▸ **TASK DIRECTIONS**: Retype all of the data. Every line must match exactly.
* * * *
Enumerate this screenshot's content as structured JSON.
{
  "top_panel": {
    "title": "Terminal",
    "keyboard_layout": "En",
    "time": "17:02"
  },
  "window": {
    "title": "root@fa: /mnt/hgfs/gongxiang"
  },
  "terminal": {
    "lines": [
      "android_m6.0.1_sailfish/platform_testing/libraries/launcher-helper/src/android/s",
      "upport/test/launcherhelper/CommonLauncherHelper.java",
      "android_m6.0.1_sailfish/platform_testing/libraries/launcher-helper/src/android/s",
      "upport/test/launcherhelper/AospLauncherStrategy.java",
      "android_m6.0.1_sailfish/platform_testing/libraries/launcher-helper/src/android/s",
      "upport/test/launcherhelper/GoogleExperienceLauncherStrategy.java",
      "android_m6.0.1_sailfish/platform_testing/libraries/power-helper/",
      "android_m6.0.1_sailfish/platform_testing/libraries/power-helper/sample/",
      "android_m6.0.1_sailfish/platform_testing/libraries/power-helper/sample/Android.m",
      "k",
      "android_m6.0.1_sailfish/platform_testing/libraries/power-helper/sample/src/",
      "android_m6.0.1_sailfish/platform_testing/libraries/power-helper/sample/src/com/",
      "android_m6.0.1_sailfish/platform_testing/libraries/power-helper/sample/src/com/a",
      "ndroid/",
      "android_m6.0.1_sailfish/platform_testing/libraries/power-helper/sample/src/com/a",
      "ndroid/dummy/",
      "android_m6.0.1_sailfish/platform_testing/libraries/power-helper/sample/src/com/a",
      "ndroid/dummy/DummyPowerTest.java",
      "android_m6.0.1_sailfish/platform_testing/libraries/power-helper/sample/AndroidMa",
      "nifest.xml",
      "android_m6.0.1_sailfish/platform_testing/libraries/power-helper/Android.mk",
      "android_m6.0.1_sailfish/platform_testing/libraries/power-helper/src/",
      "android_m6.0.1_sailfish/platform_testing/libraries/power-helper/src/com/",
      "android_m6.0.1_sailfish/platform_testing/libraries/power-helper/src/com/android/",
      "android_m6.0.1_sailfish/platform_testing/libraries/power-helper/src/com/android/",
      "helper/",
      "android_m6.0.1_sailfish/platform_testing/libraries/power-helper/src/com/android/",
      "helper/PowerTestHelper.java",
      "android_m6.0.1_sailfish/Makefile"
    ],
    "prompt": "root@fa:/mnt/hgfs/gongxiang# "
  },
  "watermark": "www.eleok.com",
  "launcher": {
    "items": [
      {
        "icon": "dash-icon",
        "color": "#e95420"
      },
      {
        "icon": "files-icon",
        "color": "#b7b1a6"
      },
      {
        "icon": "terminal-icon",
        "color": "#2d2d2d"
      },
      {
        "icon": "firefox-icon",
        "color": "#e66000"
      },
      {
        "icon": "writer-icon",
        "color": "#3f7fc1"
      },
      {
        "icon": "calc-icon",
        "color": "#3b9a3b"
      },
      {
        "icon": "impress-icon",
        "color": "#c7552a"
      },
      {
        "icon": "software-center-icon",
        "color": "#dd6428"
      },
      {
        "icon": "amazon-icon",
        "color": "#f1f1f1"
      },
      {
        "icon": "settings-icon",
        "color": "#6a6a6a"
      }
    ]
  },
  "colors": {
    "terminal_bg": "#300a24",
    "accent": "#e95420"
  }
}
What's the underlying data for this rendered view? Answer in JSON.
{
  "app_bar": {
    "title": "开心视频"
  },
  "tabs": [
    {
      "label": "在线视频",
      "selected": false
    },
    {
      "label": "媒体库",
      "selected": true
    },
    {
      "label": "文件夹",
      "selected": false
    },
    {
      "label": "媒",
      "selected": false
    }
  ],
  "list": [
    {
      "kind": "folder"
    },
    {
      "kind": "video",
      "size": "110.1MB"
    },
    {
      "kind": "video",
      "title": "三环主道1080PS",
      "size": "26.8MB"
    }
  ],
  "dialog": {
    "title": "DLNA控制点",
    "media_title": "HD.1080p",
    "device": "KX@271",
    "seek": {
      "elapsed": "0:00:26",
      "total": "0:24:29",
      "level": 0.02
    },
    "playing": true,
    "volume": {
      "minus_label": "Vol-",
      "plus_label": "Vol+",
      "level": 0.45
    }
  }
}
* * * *
▸ **WRITTEN RESPONSE**:
Enumerate this screenshot's content as structured JSON.
{
  "top_panel": {
    "title": "Terminal",
    "keyboard_layout": "En",
    "time": "17:02"
  },
  "window": {
    "title": "root@fa: /mnt/hgfs/gongxiang"
  },
  "terminal": {
    "lines": [
      "android_m6.0.1_sailfish/platform_testing/libraries/launcher-helper/src/android/s",
      "upport/test/launcherhelper/CommonLauncherHelper.java",
      "android_m6.0.1_sailfish/platform_testing/libraries/launcher-helper/src/android/s",
      "upport/test/launcherhelper/AospLauncherStrategy.java",
      "android_m6.0.1_sailfish/platform_testing/libraries/launcher-helper/src/android/s",
      "upport/test/launcherhelper/GoogleExperienceLauncherStrategy.java",
      "android_m6.0.1_sailfish/platform_testing/libraries/power-helper/",
      "android_m6.0.1_sailfish/platform_testing/libraries/power-helper/sample/",
      "android_m6.0.1_sailfish/platform_testing/libraries/power-helper/sample/Android.m",
      "k",
      "android_m6.0.1_sailfish/platform_testing/libraries/power-helper/sample/src/",
      "android_m6.0.1_sailfish/platform_testing/libraries/power-helper/sample/src/com/",
      "android_m6.0.1_sailfish/platform_testing/libraries/power-helper/sample/src/com/a",
      "ndroid/",
      "android_m6.0.1_sailfish/platform_testing/libraries/power-helper/sample/src/com/a",
      "ndroid/dummy/",
      "android_m6.0.1_sailfish/platform_testing/libraries/power-helper/sample/src/com/a",
      "ndroid/dummy/DummyPowerTest.java",
      "android_m6.0.1_sailfish/platform_testing/libraries/power-helper/sample/AndroidMa",
      "nifest.xml",
      "android_m6.0.1_sailfish/platform_testing/libraries/power-helper/Android.mk",
      "android_m6.0.1_sailfish/platform_testing/libraries/power-helper/src/",
      "android_m6.0.1_sailfish/platform_testing/libraries/power-helper/src/com/",
      "android_m6.0.1_sailfish/platform_testing/libraries/power-helper/src/com/android/",
      "android_m6.0.1_sailfish/platform_testing/libraries/power-helper/src/com/android/",
      "helper/",
      "android_m6.0.1_sailfish/platform_testing/libraries/power-helper/src/com/android/",
      "helper/PowerTestHelper.java",
      "android_m6.0.1_sailfish/Makefile"
    ],
    "prompt": "root@fa:/mnt/hgfs/gongxiang# "
  },
  "watermark": "www.eleok.com",
  "launcher": {
    "items": [
      {
        "icon": "dash-icon",
        "color": "#e95420"
      },
      {
        "icon": "files-icon",
        "color": "#b7b1a6"
      },
      {
        "icon": "terminal-icon",
        "color": "#2d2d2d"
      },
      {
        "icon": "firefox-icon",
        "color": "#e66000"
      },
      {
        "icon": "writer-icon",
        "color": "#3f7fc1"
      },
      {
        "icon": "calc-icon",
        "color": "#3b9a3b"
      },
      {
        "icon": "impress-icon",
        "color": "#c7552a"
      },
      {
        "icon": "software-center-icon",
        "color": "#dd6428"
      },
      {
        "icon": "amazon-icon",
        "color": "#f1f1f1"
      },
      {
        "icon": "settings-icon",
        "color": "#6a6a6a"
      }
    ]
  },
  "colors": {
    "terminal_bg": "#300a24",
    "accent": "#e95420"
  }
}
What's the underlying data for this rendered view? Answer in JSON.
{
  "app_bar": {
    "title": "开心视频"
  },
  "tabs": [
    {
      "label": "在线视频",
      "selected": false
    },
    {
      "label": "媒体库",
      "selected": true
    },
    {
      "label": "文件夹",
      "selected": false
    },
    {
      "label": "媒",
      "selected": false
    }
  ],
  "list": [
    {
      "kind": "folder"
    },
    {
      "kind": "video",
      "size": "110.1MB"
    },
    {
      "kind": "video",
      "title": "三环主道1080PS",
      "size": "26.8MB"
    }
  ],
  "dialog": {
    "title": "DLNA控制点",
    "media_title": "HD.1080p",
    "device": "KX@271",
    "seek": {
      "elapsed": "0:00:26",
      "total": "0:24:29",
      "level": 0.02
    },
    "playing": true,
    "volume": {
      "minus_label": "Vol-",
      "plus_label": "Vol+",
      "level": 0.45
    }
  }
}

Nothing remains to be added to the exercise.